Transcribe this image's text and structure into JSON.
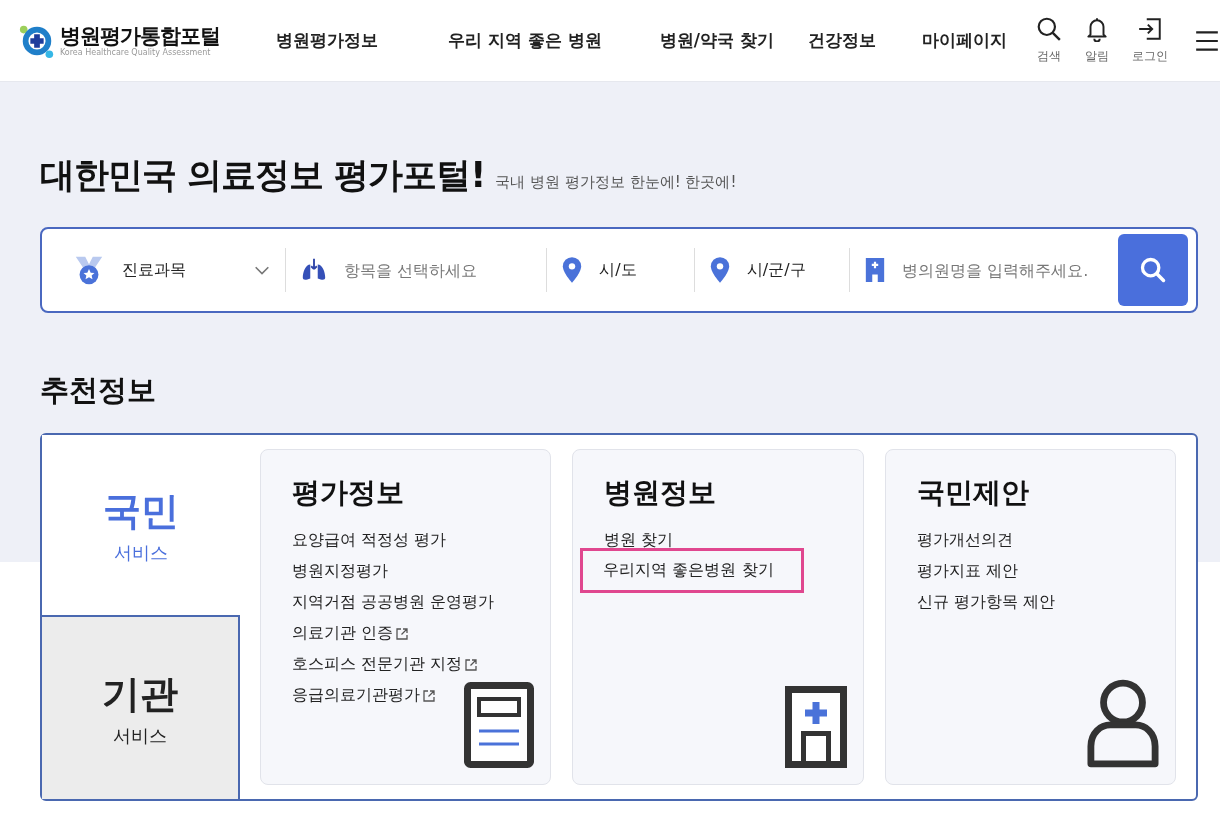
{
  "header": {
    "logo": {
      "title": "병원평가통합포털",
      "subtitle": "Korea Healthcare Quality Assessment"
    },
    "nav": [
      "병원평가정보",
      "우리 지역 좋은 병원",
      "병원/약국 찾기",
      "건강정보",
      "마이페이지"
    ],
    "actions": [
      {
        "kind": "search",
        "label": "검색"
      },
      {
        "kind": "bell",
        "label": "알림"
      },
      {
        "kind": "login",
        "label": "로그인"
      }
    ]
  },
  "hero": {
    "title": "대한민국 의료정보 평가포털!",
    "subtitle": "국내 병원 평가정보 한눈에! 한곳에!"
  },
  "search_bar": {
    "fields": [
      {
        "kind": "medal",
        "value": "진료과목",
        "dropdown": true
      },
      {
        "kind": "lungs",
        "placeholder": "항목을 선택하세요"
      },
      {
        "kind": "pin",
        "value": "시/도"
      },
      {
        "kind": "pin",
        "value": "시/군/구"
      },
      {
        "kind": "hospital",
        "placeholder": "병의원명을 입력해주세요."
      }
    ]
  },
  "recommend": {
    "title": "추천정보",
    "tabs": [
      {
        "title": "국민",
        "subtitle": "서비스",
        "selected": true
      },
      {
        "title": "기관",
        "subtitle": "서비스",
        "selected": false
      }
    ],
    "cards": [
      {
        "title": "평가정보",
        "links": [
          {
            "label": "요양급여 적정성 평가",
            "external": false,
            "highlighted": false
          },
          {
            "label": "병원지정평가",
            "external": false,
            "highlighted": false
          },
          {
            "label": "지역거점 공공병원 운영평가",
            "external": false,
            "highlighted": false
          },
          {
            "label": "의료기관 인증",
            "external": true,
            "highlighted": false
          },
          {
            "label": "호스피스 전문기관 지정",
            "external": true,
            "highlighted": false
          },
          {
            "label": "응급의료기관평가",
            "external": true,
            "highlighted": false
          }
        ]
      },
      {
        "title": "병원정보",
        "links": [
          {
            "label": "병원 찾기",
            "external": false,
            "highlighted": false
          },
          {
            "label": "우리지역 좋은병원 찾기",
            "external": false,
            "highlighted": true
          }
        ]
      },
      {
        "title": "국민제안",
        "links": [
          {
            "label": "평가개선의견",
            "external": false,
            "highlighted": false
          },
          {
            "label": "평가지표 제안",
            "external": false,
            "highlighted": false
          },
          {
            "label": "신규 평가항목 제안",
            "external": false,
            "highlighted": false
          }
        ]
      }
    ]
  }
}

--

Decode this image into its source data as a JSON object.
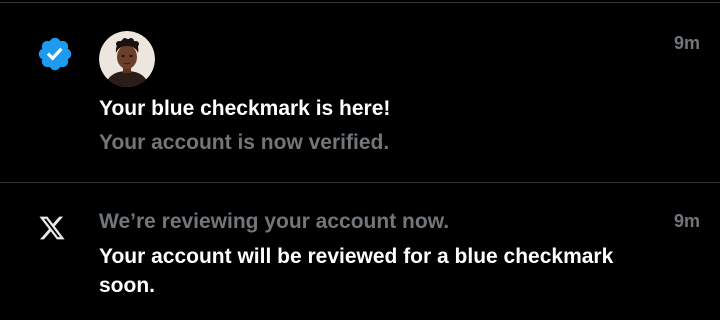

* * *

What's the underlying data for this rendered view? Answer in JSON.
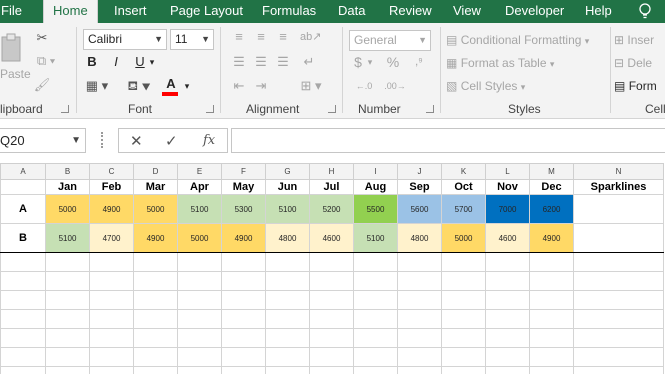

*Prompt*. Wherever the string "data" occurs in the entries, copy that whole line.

*Exercise output*.
Decode this image into its source data as a JSON object.
What's the underlying data for this rendered view? Answer in JSON.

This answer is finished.